The spotted lanternfly is an invasive species that has emerged as a destructive pest in Pennsylvania since its arrival in the southeastern part of the state about five years ago. The insect, described as “a large, colorful planthopper,” is a threat to $18 billion in state agriculture — tree fruit, timber, hops and especially grapes. The lanternfly wreaks havoc by sucking “the sap from valuable trees and vines, weakening them,” The Associated Press reported in a Sept. 26 article that appeared on LancasterOnline.
Everyone reading this is granted a full license to kill the spotted lanternfly. You’re our best hope.
The AP’s Michael Rubinkam, in darkly comic fashion, described the ongoing battle in his Sept. 26 article: “In the Great Spotted Lanternfly War, Pennsylvania’s citizen-soldiers are fighting back with fly swatters and vacuums, dish soap and sticky tape. They’re stomping and spraying and zapping and bragging about their kills on social media. ‘DESTROY THEM,’ a propaganda poster urges. ‘Die, die, die, spotted lanternfly,’ a balladeer sings.”
You know it’s serious when there are balladeers.
We all will be singing an unhappy tune if we cannot eradicate this devastating pest from Pennsylvania.
So we all must stomp, spray, zap and squish these insects. With extreme prejudice. (But, please, don’t call the police. More on that in a moment.)
Spotted lanternflies feed on more than 70 kinds of plants — chomping on “nearly everything,” as Heather Leach, an entomologist who heads Penn State Extension’s spotted lanternfly program, puts it.
There are reports of lanternflies preying on basil, cucumbers, horseradish, black walnut, red and silver maples, and ornamental plants, including roses and peonies.
“I have yet to meet anyone who isn’t affected in some way by this insect,” Leach told LNP last year.
This year, it’s only gotten worse, as most of us have witnessed.
In addition to threatening our agricultural economy, the bug can be outright disgusting.
“It rains its clear, sticky, sugary waste — euphemistically called ‘honeydew’ — onto pools and decks, driving exasperated homeowners indoors,” wrote the AP’s Rubinkam. “Lanternflies aren’t shy, either. They will fly in your face, land on your shirt and crawl on the back of your neck.”
Lori Beatrice, a Chester County resident who claims to have killed “thousands” of spotted lanternflies, told the AP: “We’re outnumbered. It’s just gross. ... It’s like waking up in a nightmare.”
Use common sense
Killing our crops. Damaging our trees. Wrecking our gardens.
And crawling down our necks.
These planthoppers are repugnant. But there are right ways and wrong ways to go about battling them.

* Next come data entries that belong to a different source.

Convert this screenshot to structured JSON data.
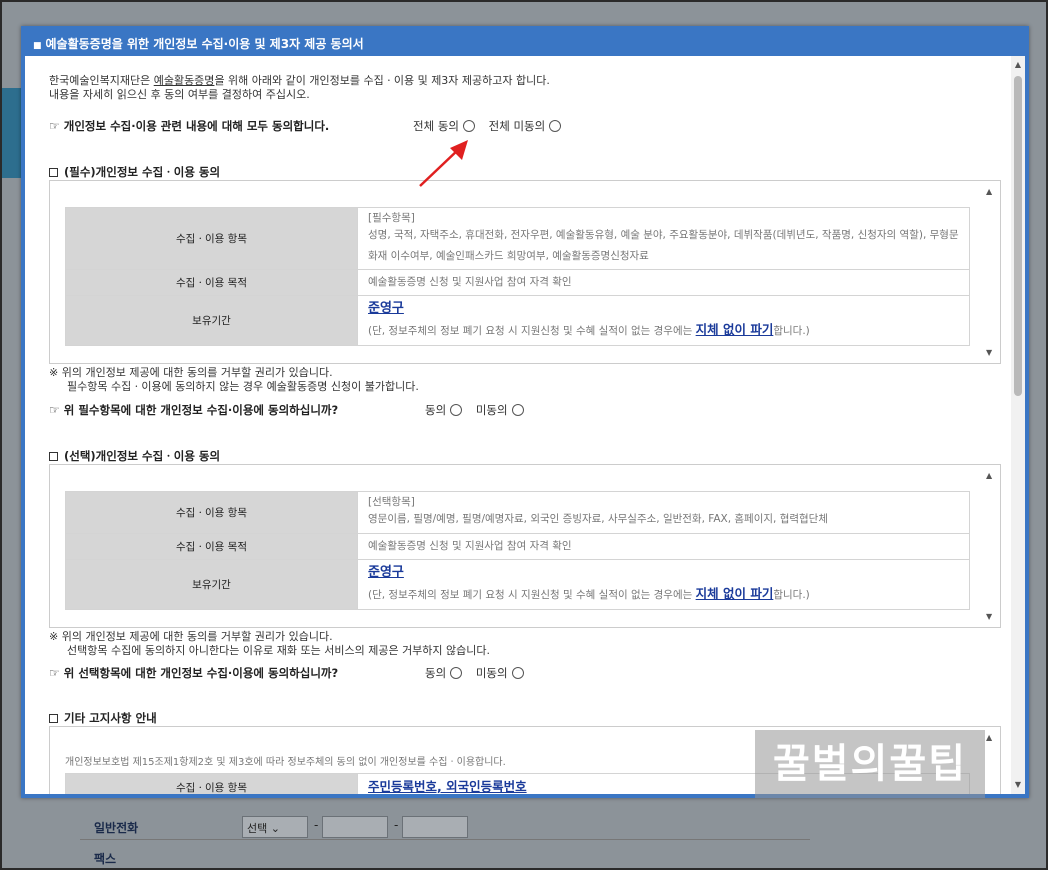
{
  "background_form": {
    "phone_label": "일반전화",
    "fax_label": "팩스",
    "select_value": "선택",
    "dash": "-"
  },
  "modal": {
    "title": "예술활동증명을 위한 개인정보 수집·이용 및 제3자 제공 동의서",
    "intro_line1_pre": "한국예술인복지재단은 ",
    "intro_line1_link": "예술활동증명",
    "intro_line1_post": "을 위해 아래와 같이 개인정보를 수집ㆍ이용 및 제3자 제공하고자 합니다.",
    "intro_line2": "내용을 자세히 읽으신 후 동의 여부를 결정하여 주십시오.",
    "all_agree_text": "개인정보 수집·이용 관련 내용에 대해 모두 동의합니다.",
    "all_agree_yes": "전체 동의",
    "all_agree_no": "전체 미동의",
    "required": {
      "section_title": "(필수)개인정보 수집ㆍ이용 동의",
      "row1_head": "수집ㆍ이용 항목",
      "row1_tag": "[필수항목]",
      "row1_value": "성명, 국적, 자택주소, 휴대전화, 전자우편, 예술활동유형, 예술 분야, 주요활동분야, 데뷔작품(데뷔년도, 작품명, 신청자의 역할), 무형문화재 이수여부, 예술인패스카드 희망여부, 예술활동증명신청자료",
      "row2_head": "수집ㆍ이용 목적",
      "row2_value": "예술활동증명 신청 및 지원사업 참여 자격 확인",
      "row3_head": "보유기간",
      "row3_link": "준영구",
      "row3_note_pre": "(단, 정보주체의 정보 폐기 요청 시 지원신청 및 수혜 실적이 없는 경우에는 ",
      "row3_note_link": "지체 없이 파기",
      "row3_note_post": "합니다.)",
      "note1": "※ 위의 개인정보 제공에 대한 동의를 거부할 권리가 있습니다.",
      "note2": "필수항목 수집ㆍ이용에 동의하지 않는 경우 예술활동증명 신청이 불가합니다.",
      "question": "위 필수항목에 대한 개인정보 수집·이용에 동의하십니까?",
      "yes": "동의",
      "no": "미동의"
    },
    "optional": {
      "section_title": "(선택)개인정보 수집ㆍ이용 동의",
      "row1_head": "수집ㆍ이용 항목",
      "row1_tag": "[선택항목]",
      "row1_value": "영문이름, 필명/예명, 필명/예명자료, 외국인 증빙자료, 사무실주소, 일반전화, FAX, 홈페이지, 협력협단체",
      "row2_head": "수집ㆍ이용 목적",
      "row2_value": "예술활동증명 신청 및 지원사업 참여 자격 확인",
      "row3_head": "보유기간",
      "row3_link": "준영구",
      "row3_note_pre": "(단, 정보주체의 정보 폐기 요청 시 지원신청 및 수혜 실적이 없는 경우에는 ",
      "row3_note_link": "지체 없이 파기",
      "row3_note_post": "합니다.)",
      "note1": "※ 위의 개인정보 제공에 대한 동의를 거부할 권리가 있습니다.",
      "note2": "선택항목 수집에 동의하지 아니한다는 이유로 재화 또는 서비스의 제공은 거부하지 않습니다.",
      "question": "위 선택항목에 대한 개인정보 수집·이용에 동의하십니까?",
      "yes": "동의",
      "no": "미동의"
    },
    "other": {
      "section_title": "기타 고지사항 안내",
      "desc": "개인정보보호법 제15조제1항제2호 및 제3호에 따라 정보주체의 동의 없이 개인정보를 수집ㆍ이용합니다.",
      "row1_head": "수집ㆍ이용 항목",
      "row1_value": "주민등록번호, 외국인등록번호"
    }
  },
  "watermark": "꿀벌의꿀팁",
  "colors": {
    "modal_blue": "#3a76c4",
    "link_blue": "#1a3a9a",
    "table_head": "#d6d6d6",
    "arrow_red": "#e02020"
  }
}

Calling the police is definitely the wrong way to handle the menace.
The official Twitter account for the Philadelphia Police Department was forced to send this note out on Sept. 12: “Please do NOT call 911 to report #SpottedLanternfly sightings. While they are a nuisance, they are not a police issue.”
Indeed, our police have far more important things to handle.
We must buckle down and deal with the insects ourselves.
In the ongoing lanternfly battle, here are some important things to keep in mind:
— Lancaster and Lebanon are two of 14 Pennsylvania counties that are under quarantine for the spotted lanternfly. That means businesses with commercial vehicles making deliveries within the quarantine areas are required to have spotted lanternfly permits.
— For all of us, the Pennsylvania Department of Agriculture has a lengthy checklist that details items and areas we should check for egg masses, adults and nymphs. They include camping equipment, basketball backboards, ice chests, tarps, plant containers, firewood, storage sheds, shutters, dog houses, fences, sandboxes and window awnings. Basically, lanternflies can be anywhere. So we must check everywhere.
— By December, most of this season’s adult spotted lanternflies will have died off, and only the eggs will survive through the winter. Finding and destroying those egg masses on bark and in other locations is crucial. As we wrote last autumn, “a fresh egg mass looks like a smear of wet putty ... and an older mass looks like dried, cracked mud. Each mass can hold 30 to 50 eggs.”
To destroy eggs, Penn State Extension educator Timothy Elkner says to “get a container with a little alcohol in it and scrape the eggs into the container. That will kill the eggs.” Hand sanitizer can work in place of alcohol.
Defeating this pest might seem daunting. In fact, the Penn State Extension’s Leach told the AP that “controlling them on a population level is almost impossible at this point.”
But there is hope on the horizon. Scientists are “testing chemical and biological methods of control, including native fungi implicated in a lanternfly die-off in Berks County,” the AP reports, adding that “government contractors, meanwhile, are removing tree of heaven — an invasive tree that is the lanternflies’ preferred host — from public property.”
This battle is being waged on multiple fronts. But it means we must do our part on the homefront.
So keep stomping.